Look for the string "hours" in the data below, and copy each line that holds it.

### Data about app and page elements
******************************
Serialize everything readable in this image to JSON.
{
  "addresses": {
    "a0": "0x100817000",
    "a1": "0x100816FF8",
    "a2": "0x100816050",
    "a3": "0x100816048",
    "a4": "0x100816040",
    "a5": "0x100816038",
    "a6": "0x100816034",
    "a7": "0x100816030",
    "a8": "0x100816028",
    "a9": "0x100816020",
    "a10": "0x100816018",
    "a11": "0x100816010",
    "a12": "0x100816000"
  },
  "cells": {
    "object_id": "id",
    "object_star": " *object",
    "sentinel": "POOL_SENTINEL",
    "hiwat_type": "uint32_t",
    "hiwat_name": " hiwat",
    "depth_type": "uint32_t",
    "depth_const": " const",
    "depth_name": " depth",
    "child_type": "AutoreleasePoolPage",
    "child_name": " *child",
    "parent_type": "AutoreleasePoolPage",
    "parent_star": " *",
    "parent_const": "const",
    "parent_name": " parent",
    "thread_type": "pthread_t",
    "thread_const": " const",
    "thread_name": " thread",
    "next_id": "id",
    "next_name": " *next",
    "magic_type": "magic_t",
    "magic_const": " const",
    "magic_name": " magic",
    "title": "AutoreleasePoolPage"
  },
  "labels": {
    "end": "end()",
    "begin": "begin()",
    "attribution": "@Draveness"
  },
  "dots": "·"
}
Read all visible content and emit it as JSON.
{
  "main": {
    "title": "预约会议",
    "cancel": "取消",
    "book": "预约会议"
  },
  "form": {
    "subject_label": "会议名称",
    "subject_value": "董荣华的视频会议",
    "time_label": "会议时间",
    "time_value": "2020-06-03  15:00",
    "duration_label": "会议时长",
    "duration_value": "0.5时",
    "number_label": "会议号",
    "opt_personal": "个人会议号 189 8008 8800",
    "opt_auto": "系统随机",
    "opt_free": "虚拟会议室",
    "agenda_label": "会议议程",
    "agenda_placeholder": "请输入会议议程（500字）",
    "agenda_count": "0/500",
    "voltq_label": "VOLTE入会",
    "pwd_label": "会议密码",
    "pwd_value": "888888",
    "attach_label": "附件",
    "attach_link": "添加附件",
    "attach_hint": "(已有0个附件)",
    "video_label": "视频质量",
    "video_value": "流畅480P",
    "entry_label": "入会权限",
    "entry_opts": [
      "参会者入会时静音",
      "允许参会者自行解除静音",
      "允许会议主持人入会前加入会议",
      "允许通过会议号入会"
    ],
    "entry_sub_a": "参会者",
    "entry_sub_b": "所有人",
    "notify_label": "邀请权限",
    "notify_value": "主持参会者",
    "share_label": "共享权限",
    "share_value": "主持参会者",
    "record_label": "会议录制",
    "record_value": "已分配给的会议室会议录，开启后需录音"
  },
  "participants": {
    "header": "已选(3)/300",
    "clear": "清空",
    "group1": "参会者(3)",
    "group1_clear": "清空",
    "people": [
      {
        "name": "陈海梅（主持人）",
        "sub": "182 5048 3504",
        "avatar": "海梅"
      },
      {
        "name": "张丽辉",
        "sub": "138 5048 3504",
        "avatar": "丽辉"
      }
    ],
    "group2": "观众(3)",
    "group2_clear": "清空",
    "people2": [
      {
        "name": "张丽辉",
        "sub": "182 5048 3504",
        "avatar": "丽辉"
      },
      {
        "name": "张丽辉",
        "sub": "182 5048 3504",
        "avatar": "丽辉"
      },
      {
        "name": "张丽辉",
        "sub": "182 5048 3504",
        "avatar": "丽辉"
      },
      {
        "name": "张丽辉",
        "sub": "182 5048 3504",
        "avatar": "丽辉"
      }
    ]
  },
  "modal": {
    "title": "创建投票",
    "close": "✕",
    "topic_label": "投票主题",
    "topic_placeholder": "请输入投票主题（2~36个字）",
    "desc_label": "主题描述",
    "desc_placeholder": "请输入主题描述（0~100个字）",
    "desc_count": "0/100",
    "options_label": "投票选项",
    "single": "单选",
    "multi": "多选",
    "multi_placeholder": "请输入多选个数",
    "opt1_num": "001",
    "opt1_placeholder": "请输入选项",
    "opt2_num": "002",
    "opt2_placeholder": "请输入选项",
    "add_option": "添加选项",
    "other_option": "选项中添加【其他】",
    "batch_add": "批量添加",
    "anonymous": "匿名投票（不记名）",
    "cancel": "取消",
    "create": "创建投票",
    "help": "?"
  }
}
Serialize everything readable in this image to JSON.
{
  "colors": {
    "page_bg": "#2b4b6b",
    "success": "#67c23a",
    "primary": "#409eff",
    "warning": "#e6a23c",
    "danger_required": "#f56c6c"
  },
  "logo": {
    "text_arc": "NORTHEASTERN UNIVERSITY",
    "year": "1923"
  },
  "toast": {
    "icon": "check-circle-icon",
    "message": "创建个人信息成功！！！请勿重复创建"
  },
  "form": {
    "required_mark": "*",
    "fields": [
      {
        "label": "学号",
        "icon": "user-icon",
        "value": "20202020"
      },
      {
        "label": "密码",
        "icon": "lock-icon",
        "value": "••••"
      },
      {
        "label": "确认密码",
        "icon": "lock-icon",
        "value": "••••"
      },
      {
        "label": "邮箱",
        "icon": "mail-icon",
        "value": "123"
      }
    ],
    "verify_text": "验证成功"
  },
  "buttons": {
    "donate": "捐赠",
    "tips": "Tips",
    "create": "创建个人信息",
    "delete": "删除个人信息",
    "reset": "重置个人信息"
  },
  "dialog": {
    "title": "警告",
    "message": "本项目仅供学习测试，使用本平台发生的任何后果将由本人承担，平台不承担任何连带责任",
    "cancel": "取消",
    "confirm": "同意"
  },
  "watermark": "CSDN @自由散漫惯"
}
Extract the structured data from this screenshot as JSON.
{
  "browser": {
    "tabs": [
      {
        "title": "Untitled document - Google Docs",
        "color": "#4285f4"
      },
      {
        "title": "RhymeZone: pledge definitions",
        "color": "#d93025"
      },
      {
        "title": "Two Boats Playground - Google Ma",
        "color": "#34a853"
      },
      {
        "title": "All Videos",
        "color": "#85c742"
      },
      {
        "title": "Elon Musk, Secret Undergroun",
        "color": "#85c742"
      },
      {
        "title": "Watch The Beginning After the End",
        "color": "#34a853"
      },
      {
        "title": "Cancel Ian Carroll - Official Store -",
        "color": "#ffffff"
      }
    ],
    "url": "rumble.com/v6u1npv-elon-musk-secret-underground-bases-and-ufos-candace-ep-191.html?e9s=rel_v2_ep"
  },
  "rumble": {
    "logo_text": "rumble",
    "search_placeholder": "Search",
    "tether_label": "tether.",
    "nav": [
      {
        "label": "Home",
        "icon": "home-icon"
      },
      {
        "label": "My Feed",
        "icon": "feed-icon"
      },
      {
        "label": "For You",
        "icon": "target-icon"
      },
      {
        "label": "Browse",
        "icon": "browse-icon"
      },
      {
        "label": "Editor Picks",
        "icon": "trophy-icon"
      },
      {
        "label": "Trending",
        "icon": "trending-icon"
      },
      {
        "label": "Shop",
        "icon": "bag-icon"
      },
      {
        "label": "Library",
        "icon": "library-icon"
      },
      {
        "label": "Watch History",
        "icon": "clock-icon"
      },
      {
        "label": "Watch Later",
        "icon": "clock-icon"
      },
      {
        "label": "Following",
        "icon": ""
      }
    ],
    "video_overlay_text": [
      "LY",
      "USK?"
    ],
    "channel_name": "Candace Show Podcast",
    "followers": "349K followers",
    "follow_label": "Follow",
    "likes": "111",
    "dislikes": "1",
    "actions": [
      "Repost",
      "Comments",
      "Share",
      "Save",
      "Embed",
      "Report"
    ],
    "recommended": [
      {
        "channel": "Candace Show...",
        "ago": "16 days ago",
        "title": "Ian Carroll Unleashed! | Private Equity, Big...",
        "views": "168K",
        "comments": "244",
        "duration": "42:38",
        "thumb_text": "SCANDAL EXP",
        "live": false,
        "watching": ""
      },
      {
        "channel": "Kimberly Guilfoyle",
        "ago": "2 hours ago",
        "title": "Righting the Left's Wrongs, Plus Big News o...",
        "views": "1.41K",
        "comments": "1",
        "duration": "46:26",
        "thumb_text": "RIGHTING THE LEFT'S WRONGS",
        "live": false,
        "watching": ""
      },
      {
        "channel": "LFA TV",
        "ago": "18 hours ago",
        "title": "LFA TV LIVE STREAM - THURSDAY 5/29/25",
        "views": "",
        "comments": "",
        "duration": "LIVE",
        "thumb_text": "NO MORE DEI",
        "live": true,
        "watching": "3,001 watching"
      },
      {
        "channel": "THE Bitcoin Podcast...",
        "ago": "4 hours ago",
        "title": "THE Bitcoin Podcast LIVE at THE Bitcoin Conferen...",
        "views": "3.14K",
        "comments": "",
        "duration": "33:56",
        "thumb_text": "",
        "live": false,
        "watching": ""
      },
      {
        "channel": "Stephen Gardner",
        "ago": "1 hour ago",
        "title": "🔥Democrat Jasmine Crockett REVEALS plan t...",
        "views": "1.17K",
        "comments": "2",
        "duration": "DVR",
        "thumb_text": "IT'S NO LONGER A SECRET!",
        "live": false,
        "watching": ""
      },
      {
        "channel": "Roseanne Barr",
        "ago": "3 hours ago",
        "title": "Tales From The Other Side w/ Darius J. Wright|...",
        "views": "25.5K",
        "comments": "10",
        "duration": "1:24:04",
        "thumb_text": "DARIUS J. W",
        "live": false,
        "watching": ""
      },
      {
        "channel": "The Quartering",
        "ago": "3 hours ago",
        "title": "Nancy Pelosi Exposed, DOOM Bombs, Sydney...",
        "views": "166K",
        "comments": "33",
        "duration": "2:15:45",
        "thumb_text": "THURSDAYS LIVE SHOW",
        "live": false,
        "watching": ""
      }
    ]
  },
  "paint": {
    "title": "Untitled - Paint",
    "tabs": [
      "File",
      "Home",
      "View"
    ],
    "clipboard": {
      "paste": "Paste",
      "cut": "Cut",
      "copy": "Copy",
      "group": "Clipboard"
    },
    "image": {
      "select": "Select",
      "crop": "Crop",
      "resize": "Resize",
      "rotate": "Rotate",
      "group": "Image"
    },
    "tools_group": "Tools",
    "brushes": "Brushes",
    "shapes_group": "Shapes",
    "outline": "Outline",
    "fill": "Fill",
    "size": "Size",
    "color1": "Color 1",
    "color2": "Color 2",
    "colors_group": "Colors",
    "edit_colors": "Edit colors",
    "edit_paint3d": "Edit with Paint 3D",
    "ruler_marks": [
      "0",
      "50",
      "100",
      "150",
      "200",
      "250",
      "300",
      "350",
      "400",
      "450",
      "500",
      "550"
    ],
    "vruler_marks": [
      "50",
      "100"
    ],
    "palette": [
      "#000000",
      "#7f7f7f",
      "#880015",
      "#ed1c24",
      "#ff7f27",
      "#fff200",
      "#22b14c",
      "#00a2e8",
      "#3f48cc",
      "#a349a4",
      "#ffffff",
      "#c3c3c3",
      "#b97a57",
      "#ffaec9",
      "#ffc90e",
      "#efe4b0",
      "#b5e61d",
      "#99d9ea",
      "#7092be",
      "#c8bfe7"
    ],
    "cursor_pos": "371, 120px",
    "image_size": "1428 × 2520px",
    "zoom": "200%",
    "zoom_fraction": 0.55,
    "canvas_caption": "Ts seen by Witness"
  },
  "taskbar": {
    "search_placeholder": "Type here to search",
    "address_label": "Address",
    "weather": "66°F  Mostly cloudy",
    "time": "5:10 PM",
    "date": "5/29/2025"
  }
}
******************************
### WRITTEN RESPONSE
        "ago": "2 hours ago",
        "ago": "18 hours ago",
        "ago": "4 hours ago",
        "ago": "3 hours ago",
        "ago": "3 hours ago",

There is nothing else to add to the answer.